The new requirements require facilities to add extra bathrooms, drastically expand waiting and recovery areas, and even add larger janitor's closets, as one clinic employee told me—changes that clinics will have a heck of a time pulling off by the deadline. Under the new rule, clinics must also aquire state certification to admit patients, a process that takes 90 to 120 days, the staffer explained. Which makes it impossible for clinics to comply. And clinics that don't comply with the rules will face fines or possible closure.
We are curious to know what effect janitors' closets have on the safety of women seeking care there. Such tactics are so widespread among anti-choice legislators, they have their own catchy nickname, TRAP, or "targeted regulation of abortion providers."
Earlier this year, Virginia found a novel way into this game by classifying all abortion clinics as hospitals, as opposed to being comparable to doctors' offices.
Abortion providers got a slight reprieve last week in Pennsylvania, where stringent regulations were passed in the wake of the Kermit Gosnell news. The Senate agreed to a study that would measure additional costs the laws would have to the clinics. According to the Inquirer, "The amendment would not delay implementing the law, but it would address concerns that abortion providers have voiced that the law would impose such costly physical and staffing requirements that some clinics would be forced to close." Well, at least they'll know — just FYI.
In September, Louisiana closed an abortion clinic that had itself sued the state 20 times over what it said were frivolous regulatory actions. But that was reversed by a judge who said the clinic's right to due process had been violated, and said the Department of Health and Human Services had arbitrarily and capriciously suspended the license. (The government actually notified the media before it notified by the clinic — by fax, after business hours.) The clinic eventually reopened.
These political and legal skirmishes end up costing both the state and the clinics, and hurts the latter's ability to actually provide care. According to a study in the American Journal Of Public Health seeking to measure the costs of such laws even without litigation,

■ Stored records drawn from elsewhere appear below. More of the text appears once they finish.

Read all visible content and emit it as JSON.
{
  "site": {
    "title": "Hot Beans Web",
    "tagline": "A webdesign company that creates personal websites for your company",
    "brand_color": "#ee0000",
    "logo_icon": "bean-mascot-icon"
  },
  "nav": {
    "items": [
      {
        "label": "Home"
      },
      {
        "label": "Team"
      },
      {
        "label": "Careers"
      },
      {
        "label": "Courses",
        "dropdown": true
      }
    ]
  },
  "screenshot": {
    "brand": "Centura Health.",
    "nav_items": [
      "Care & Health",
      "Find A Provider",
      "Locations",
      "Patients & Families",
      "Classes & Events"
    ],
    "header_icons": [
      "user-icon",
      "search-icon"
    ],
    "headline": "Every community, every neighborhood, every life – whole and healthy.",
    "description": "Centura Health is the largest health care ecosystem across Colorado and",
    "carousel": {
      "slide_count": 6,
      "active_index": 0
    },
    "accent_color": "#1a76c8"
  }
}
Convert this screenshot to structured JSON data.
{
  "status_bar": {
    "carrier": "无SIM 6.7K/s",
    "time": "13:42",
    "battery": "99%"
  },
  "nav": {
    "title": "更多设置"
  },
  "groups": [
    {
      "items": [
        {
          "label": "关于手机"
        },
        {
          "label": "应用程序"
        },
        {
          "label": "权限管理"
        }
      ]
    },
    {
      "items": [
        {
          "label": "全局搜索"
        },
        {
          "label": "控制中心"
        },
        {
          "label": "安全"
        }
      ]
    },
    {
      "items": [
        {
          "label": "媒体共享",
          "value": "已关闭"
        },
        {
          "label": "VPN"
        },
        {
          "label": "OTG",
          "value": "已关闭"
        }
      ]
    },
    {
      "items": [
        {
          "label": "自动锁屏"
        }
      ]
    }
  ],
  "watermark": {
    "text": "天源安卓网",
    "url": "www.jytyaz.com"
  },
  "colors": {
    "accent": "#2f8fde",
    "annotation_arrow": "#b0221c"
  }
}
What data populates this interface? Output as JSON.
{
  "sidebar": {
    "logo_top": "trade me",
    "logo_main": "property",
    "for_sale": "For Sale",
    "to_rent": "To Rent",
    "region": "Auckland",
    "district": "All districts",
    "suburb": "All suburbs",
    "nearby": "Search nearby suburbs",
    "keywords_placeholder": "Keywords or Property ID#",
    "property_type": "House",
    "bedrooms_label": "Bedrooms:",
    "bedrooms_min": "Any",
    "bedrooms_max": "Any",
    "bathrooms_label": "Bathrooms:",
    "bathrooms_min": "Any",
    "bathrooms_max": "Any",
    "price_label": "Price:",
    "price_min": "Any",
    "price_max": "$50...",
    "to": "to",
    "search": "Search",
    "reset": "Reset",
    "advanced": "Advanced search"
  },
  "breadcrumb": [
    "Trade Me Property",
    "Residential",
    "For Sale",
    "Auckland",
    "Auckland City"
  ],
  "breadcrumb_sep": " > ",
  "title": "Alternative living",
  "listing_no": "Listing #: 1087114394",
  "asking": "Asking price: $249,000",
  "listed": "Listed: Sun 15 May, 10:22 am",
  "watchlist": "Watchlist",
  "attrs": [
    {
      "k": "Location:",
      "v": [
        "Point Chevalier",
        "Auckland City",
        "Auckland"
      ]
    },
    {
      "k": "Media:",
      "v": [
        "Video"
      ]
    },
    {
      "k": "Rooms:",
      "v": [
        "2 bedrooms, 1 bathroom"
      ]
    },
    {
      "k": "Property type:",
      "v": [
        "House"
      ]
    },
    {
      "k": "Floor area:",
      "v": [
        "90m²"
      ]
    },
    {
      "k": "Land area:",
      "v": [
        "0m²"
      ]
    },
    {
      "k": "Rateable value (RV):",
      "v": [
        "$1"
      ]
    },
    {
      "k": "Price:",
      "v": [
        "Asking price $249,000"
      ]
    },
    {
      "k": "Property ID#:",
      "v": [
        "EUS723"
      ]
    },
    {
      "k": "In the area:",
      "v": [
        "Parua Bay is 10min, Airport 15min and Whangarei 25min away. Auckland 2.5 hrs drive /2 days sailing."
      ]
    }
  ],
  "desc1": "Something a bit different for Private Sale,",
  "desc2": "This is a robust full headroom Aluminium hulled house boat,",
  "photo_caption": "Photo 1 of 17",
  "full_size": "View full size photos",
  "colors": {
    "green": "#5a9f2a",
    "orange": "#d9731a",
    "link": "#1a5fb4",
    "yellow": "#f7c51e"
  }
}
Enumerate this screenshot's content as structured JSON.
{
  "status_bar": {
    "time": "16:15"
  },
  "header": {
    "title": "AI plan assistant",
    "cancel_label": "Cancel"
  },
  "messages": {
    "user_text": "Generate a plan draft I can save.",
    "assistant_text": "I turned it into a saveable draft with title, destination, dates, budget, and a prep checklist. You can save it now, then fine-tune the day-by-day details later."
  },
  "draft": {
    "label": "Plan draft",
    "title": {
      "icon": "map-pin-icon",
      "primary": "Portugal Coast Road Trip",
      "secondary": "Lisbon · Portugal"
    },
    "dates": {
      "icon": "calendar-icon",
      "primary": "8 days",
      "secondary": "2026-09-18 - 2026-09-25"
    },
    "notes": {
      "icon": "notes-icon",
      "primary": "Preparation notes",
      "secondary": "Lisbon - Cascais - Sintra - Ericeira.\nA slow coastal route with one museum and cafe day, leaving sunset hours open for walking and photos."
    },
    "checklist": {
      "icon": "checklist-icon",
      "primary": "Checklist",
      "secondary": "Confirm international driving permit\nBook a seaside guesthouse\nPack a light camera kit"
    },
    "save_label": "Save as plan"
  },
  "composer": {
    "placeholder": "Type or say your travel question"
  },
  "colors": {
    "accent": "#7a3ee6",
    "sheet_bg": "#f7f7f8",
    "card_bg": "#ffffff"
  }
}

In Texas, they found, the number of clinics offering abortions after 16 weeks of pregnancy dropped from 20 providers to none in 2004, when the law was imposed. By 2005, two clinics managed to come into compliance, with renovation costs estimated by one administrator at $750,000. By 2007, four clinics qualified as outpatient surgery centers; those clinics' fees increased $200 to $1,000 per procedure.
In other words, women, and the people who serve them, are the ones who really pay.
Kansas: The First Abortion-Free State?
Related: Targeted Regulation Of Abortion Providers [CRR]
Advocates Claim Politics Behind Closing Of Louisiana Abortion Clinic [RH Reality Check]
Pennsylvania Senators Vote To Study Cost Of Proposed Abortion Clinic Rules [Inquirer]